> **Data listing**

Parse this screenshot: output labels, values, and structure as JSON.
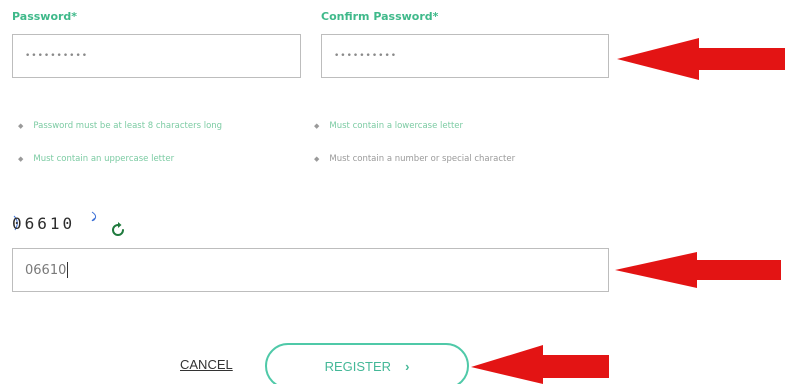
{
  "password": {
    "label": "Password*",
    "value": "••••••••••"
  },
  "confirm_password": {
    "label": "Confirm Password*",
    "value": "••••••••••"
  },
  "requirements": [
    {
      "text": "Password must be at least 8 characters long",
      "met": true
    },
    {
      "text": "Must contain a lowercase letter",
      "met": true
    },
    {
      "text": "Must contain an uppercase letter",
      "met": true
    },
    {
      "text": "Must contain a number or special character",
      "met": false
    }
  ],
  "captcha": {
    "text": "06610",
    "input_value": "06610",
    "refresh_icon": "refresh-icon"
  },
  "actions": {
    "cancel_label": "CANCEL",
    "register_label": "REGISTER",
    "register_chevron": "›"
  },
  "colors": {
    "accent": "#3fb98a",
    "register_border": "#4fc9a8",
    "annotation_arrow": "#e31414"
  }
}
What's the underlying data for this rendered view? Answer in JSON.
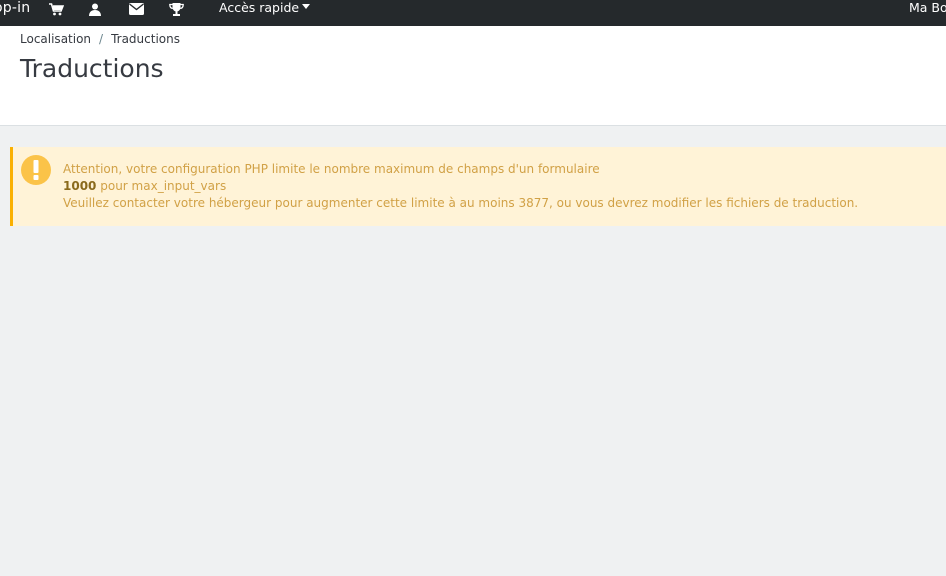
{
  "topbar": {
    "brand_text": "op-in",
    "icons": [
      "cart-icon",
      "user-icon",
      "envelope-icon",
      "trophy-icon"
    ],
    "quick_access_label": "Accès rapide",
    "shop_name": "Ma Bo"
  },
  "header": {
    "breadcrumb": [
      "Localisation",
      "Traductions"
    ],
    "breadcrumb_separator": "/",
    "title": "Traductions"
  },
  "alert": {
    "type": "warning",
    "line1": "Attention, votre configuration PHP limite le nombre maximum de champs d'un formulaire",
    "line2_value": "1000",
    "line2_text": "pour max_input_vars",
    "line3": "Veuillez contacter votre hébergeur pour augmenter cette limite à au moins 3877, ou vous devrez modifier les fichiers de traduction."
  },
  "colors": {
    "topbar": "#25292c",
    "background": "#eff1f2",
    "alert_bg": "#fff3d7",
    "alert_border": "#fab000",
    "alert_text": "#d1a146"
  }
}
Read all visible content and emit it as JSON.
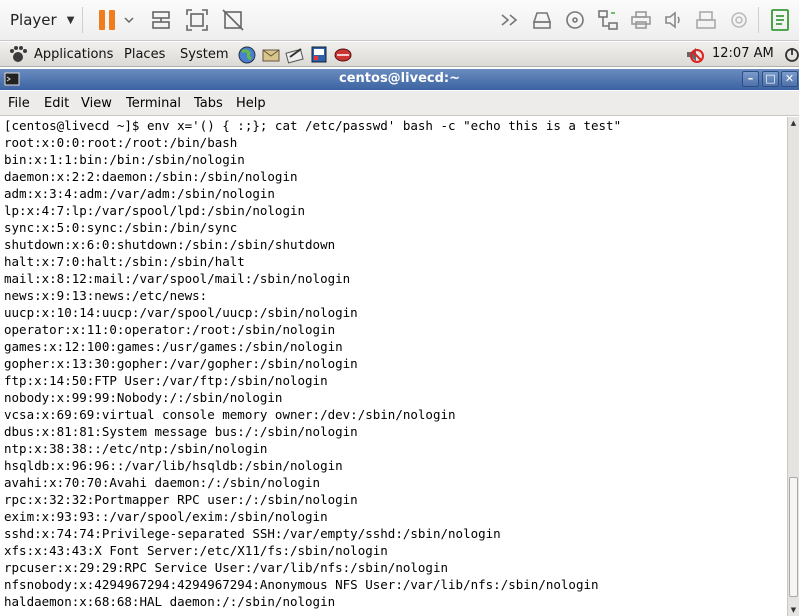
{
  "player": {
    "menu_label": "Player",
    "icons": [
      "pause-icon",
      "send-ctrl-alt-del-icon",
      "fit-guest-icon",
      "unity-icon",
      "console-view-icon",
      "hard-disk-icon",
      "cd-dvd-icon",
      "network-adapter-icon",
      "printer-icon",
      "sound-card-icon",
      "usb-device-icon",
      "camera-icon",
      "message-log-icon"
    ]
  },
  "panel": {
    "applications": "Applications",
    "places": "Places",
    "system": "System",
    "clock": "12:07 AM",
    "launchers": [
      "web-browser-icon",
      "mail-icon",
      "text-editor-icon",
      "office-icon",
      "package-icon"
    ]
  },
  "window": {
    "title": "centos@livecd:~",
    "buttons": {
      "minimize": "–",
      "maximize": "□",
      "close": "✕"
    }
  },
  "menubar": {
    "file": "File",
    "edit": "Edit",
    "view": "View",
    "terminal": "Terminal",
    "tabs": "Tabs",
    "help": "Help"
  },
  "terminal": {
    "lines": [
      "[centos@livecd ~]$ env x='() { :;}; cat /etc/passwd' bash -c \"echo this is a test\"",
      "root:x:0:0:root:/root:/bin/bash",
      "bin:x:1:1:bin:/bin:/sbin/nologin",
      "daemon:x:2:2:daemon:/sbin:/sbin/nologin",
      "adm:x:3:4:adm:/var/adm:/sbin/nologin",
      "lp:x:4:7:lp:/var/spool/lpd:/sbin/nologin",
      "sync:x:5:0:sync:/sbin:/bin/sync",
      "shutdown:x:6:0:shutdown:/sbin:/sbin/shutdown",
      "halt:x:7:0:halt:/sbin:/sbin/halt",
      "mail:x:8:12:mail:/var/spool/mail:/sbin/nologin",
      "news:x:9:13:news:/etc/news:",
      "uucp:x:10:14:uucp:/var/spool/uucp:/sbin/nologin",
      "operator:x:11:0:operator:/root:/sbin/nologin",
      "games:x:12:100:games:/usr/games:/sbin/nologin",
      "gopher:x:13:30:gopher:/var/gopher:/sbin/nologin",
      "ftp:x:14:50:FTP User:/var/ftp:/sbin/nologin",
      "nobody:x:99:99:Nobody:/:/sbin/nologin",
      "vcsa:x:69:69:virtual console memory owner:/dev:/sbin/nologin",
      "dbus:x:81:81:System message bus:/:/sbin/nologin",
      "ntp:x:38:38::/etc/ntp:/sbin/nologin",
      "hsqldb:x:96:96::/var/lib/hsqldb:/sbin/nologin",
      "avahi:x:70:70:Avahi daemon:/:/sbin/nologin",
      "rpc:x:32:32:Portmapper RPC user:/:/sbin/nologin",
      "exim:x:93:93::/var/spool/exim:/sbin/nologin",
      "sshd:x:74:74:Privilege-separated SSH:/var/empty/sshd:/sbin/nologin",
      "xfs:x:43:43:X Font Server:/etc/X11/fs:/sbin/nologin",
      "rpcuser:x:29:29:RPC Service User:/var/lib/nfs:/sbin/nologin",
      "nfsnobody:x:4294967294:4294967294:Anonymous NFS User:/var/lib/nfs:/sbin/nologin",
      "haldaemon:x:68:68:HAL daemon:/:/sbin/nologin"
    ]
  },
  "colors": {
    "titlebar": "#3c63a2",
    "player_accent": "#f07c1e",
    "panel": "#dcdad5"
  }
}
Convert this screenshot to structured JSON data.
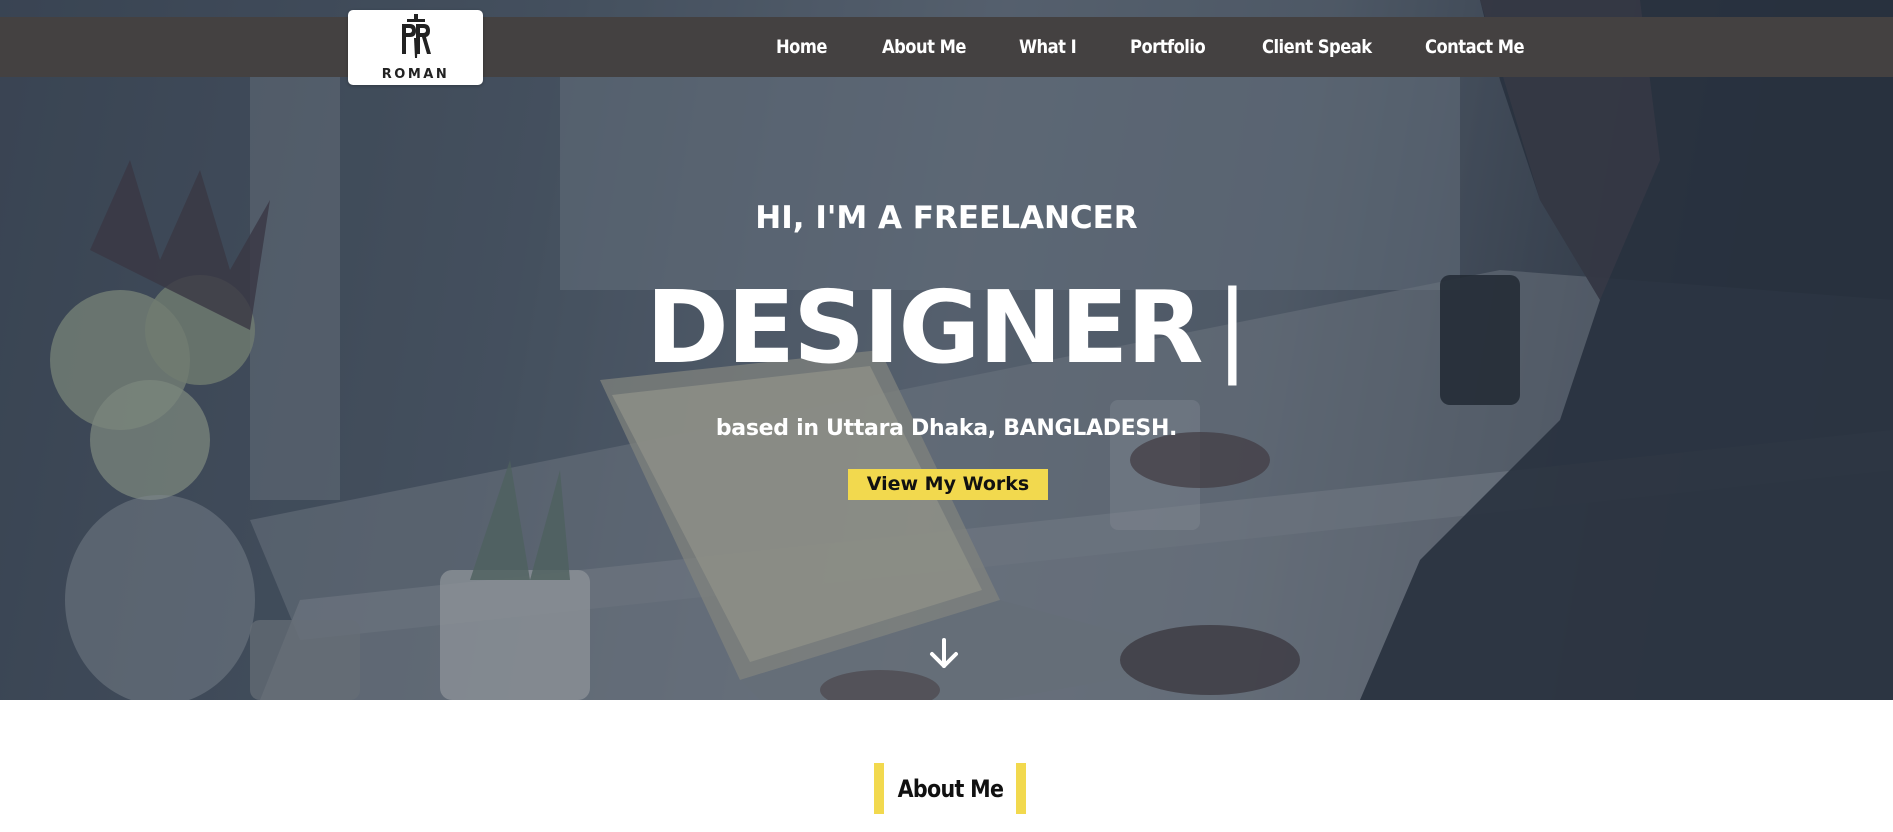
{
  "logo": {
    "text": "ROMAN",
    "icon": "sword-monogram-logo"
  },
  "nav": {
    "items": [
      {
        "label": "Home"
      },
      {
        "label": "About Me"
      },
      {
        "label": "What I"
      },
      {
        "label": "Portfolio"
      },
      {
        "label": "Client Speak"
      },
      {
        "label": "Contact Me"
      }
    ]
  },
  "hero": {
    "intro": "HI, I'M A FREELANCER",
    "headline": "DESIGNER",
    "cursor": "|",
    "location": "based in Uttara Dhaka, BANGLADESH.",
    "cta_label": "View My Works",
    "scroll_icon": "arrow-down-icon"
  },
  "about": {
    "heading": "About Me"
  },
  "colors": {
    "navbar": "#444141",
    "accent": "#f2d94e",
    "hero_text": "#ffffff"
  }
}
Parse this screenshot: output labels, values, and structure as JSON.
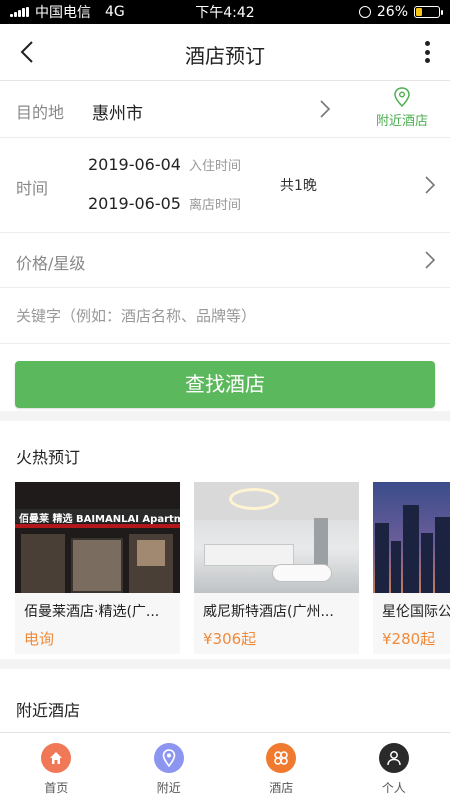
{
  "status_bar": {
    "carrier": "中国电信",
    "network": "4G",
    "time": "下午4:42",
    "battery": "26%",
    "battery_level": 0.26
  },
  "header": {
    "title": "酒店预订"
  },
  "form": {
    "destination": {
      "label": "目的地",
      "value": "惠州市",
      "nearby_label": "附近酒店"
    },
    "time": {
      "label": "时间",
      "checkin_date": "2019-06-04",
      "checkin_label": "入住时间",
      "checkout_date": "2019-06-05",
      "checkout_label": "离店时间",
      "nights": "共1晚"
    },
    "price": {
      "label": "价格/星级"
    },
    "keyword": {
      "placeholder": "关键字（例如：酒店名称、品牌等）"
    },
    "search_button": "查找酒店"
  },
  "hot": {
    "title": "火热预订",
    "cards": [
      {
        "name": "佰曼莱酒店·精选(广...",
        "price": "电询",
        "sign_text": "佰曼莱  精选  BAIMANLAI  Apartme"
      },
      {
        "name": "威尼斯特酒店(广州...",
        "price": "¥306起"
      },
      {
        "name": "星伦国际公",
        "price": "¥280起"
      }
    ]
  },
  "nearby_section": {
    "title": "附近酒店"
  },
  "tabbar": {
    "items": [
      {
        "label": "首页",
        "color": "#f07857"
      },
      {
        "label": "附近",
        "color": "#8c96f0"
      },
      {
        "label": "酒店",
        "color": "#f07a2f"
      },
      {
        "label": "个人",
        "color": "#2a2a2a"
      }
    ]
  },
  "colors": {
    "accent_green": "#5cb85c",
    "price_orange": "#f08a3a"
  }
}
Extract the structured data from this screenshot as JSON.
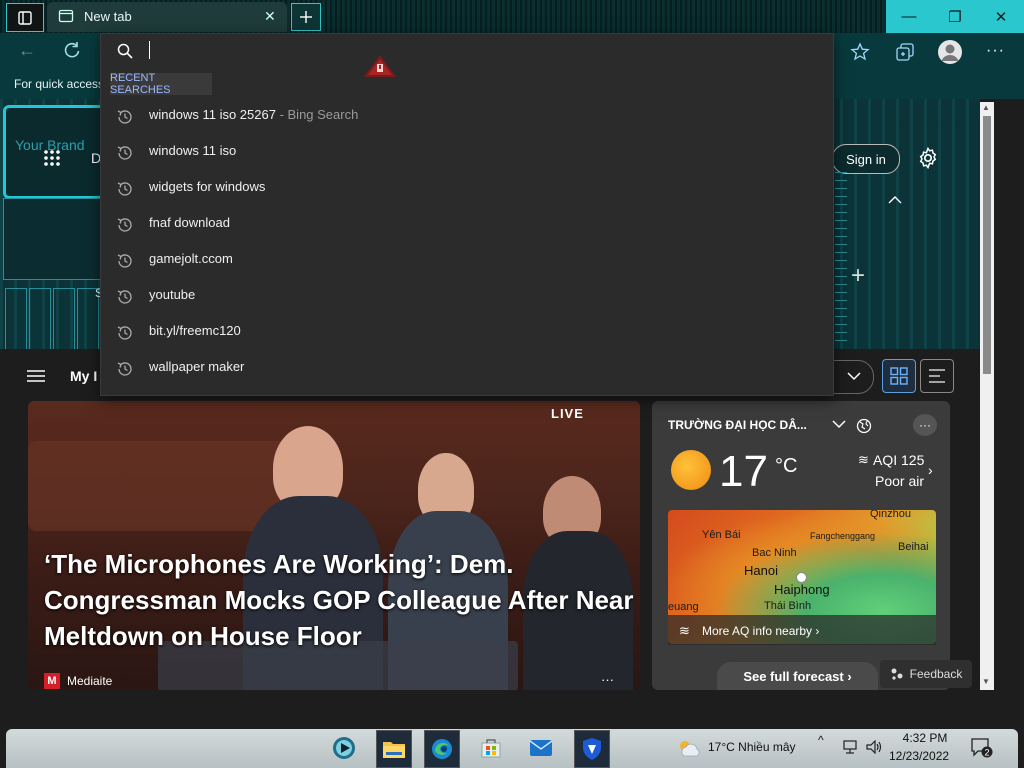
{
  "browser": {
    "tab_title": "New tab",
    "favorites_bar_text": "For quick access"
  },
  "address_dropdown": {
    "section_label": "RECENT SEARCHES",
    "items": [
      {
        "text": "windows 11 iso 25267",
        "suffix": " - Bing Search"
      },
      {
        "text": "windows 11 iso",
        "suffix": ""
      },
      {
        "text": "widgets for windows",
        "suffix": ""
      },
      {
        "text": "fnaf download",
        "suffix": ""
      },
      {
        "text": "gamejolt.ccom",
        "suffix": ""
      },
      {
        "text": "youtube",
        "suffix": ""
      },
      {
        "text": "bit.yl/freemc120",
        "suffix": ""
      },
      {
        "text": "wallpaper maker",
        "suffix": ""
      }
    ]
  },
  "page": {
    "sign_in_label": "Sign in",
    "feed_label_fragment": "My I",
    "letter_d": "D",
    "letter_s": "S",
    "brand_text": "Your Brand"
  },
  "hero": {
    "live_badge": "LIVE",
    "title": "‘The Microphones Are Working’: Dem. Congressman Mocks GOP Colleague After Near Meltdown on House Floor",
    "source_logo": "M",
    "source": "Mediaite",
    "more": "···"
  },
  "weather": {
    "location": "TRƯỜNG ĐẠI HỌC DÂ...",
    "temperature": "17",
    "unit": "°C",
    "aqi": "AQI 125",
    "aqi_label": "Poor air",
    "more_aq": "More AQ info nearby ›",
    "forecast_button": "See full forecast ›",
    "map_labels": {
      "qinzhou": "Qinzhou",
      "yen_bai": "Yên Bái",
      "fangchenggang": "Fangchenggang",
      "beihai": "Beihai",
      "bac_ninh": "Bac Ninh",
      "hanoi": "Hanoi",
      "haiphong": "Haiphong",
      "thai_binh": "Thái Bình",
      "euang": "euang"
    }
  },
  "feedback_label": "Feedback",
  "taskbar": {
    "weather_text": "17°C  Nhiều mây",
    "time": "4:32 PM",
    "date": "12/23/2022",
    "notification_count": "2"
  },
  "colors": {
    "accent_teal": "#2ac7cf",
    "dropdown_bg": "#2b2b2b",
    "recent_label": "#9ab8ff"
  }
}
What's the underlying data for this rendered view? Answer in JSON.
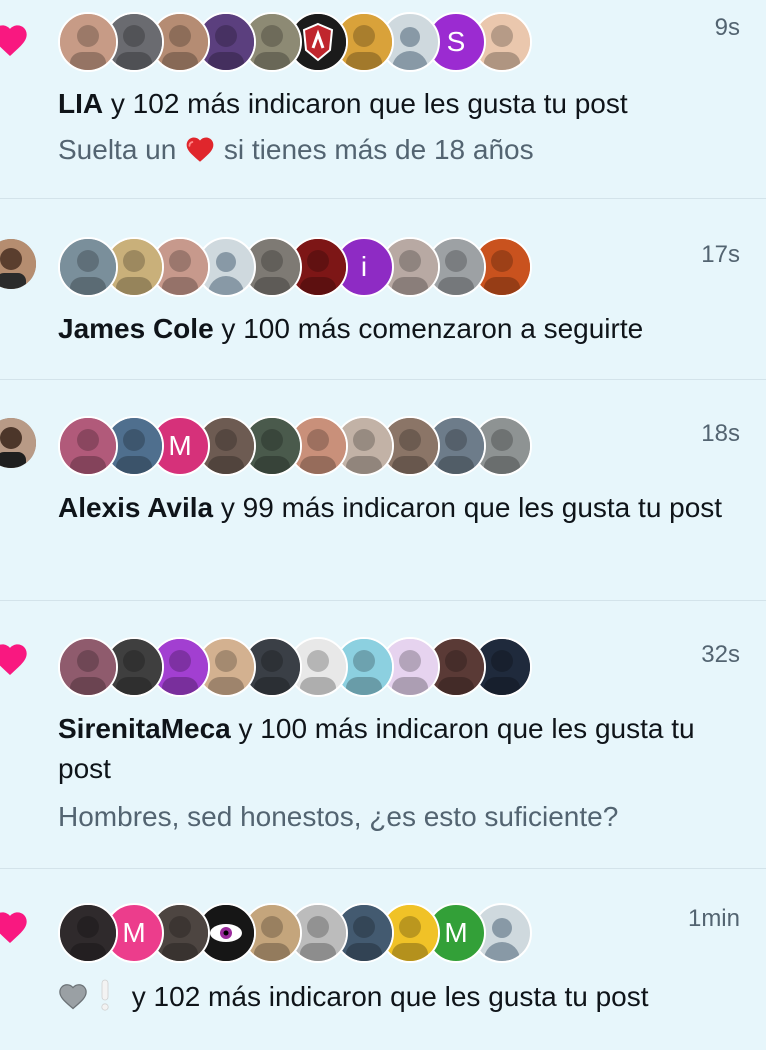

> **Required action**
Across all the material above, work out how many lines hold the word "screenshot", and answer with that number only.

> **Answer for the task**
4